What is expected:
Draw out every line with the word "rotating" from the listing below.
+ + + + +
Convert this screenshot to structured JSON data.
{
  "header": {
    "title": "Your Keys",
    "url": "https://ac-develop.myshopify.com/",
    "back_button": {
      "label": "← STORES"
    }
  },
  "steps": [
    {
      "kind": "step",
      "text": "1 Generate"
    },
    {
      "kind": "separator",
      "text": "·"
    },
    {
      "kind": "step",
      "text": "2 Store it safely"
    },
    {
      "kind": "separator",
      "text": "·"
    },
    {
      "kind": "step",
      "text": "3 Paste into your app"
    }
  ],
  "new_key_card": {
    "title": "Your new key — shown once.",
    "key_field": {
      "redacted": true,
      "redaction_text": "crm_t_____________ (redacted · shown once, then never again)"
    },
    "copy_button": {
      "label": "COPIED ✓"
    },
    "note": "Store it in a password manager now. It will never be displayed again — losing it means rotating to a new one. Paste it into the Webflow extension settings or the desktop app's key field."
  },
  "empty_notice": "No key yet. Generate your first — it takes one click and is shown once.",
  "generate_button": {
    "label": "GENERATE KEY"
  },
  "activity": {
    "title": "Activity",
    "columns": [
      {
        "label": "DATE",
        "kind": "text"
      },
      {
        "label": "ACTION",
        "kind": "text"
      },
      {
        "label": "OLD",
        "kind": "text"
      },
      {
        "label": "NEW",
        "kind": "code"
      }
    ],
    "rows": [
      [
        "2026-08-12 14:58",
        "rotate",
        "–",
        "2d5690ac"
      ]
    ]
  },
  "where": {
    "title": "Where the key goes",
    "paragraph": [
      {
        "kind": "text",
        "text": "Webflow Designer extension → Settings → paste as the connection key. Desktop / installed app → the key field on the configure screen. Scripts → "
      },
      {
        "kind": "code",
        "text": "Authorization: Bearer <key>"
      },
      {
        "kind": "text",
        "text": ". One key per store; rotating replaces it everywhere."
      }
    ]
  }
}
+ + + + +
Answer box:
    "note": "Store it in a password manager now. It will never be displayed again — losing it means rotating to a new one. Paste it into the Webflow extension settings or the desktop app's key field."
        "text": ". One key per store; rotating replaces it everywhere."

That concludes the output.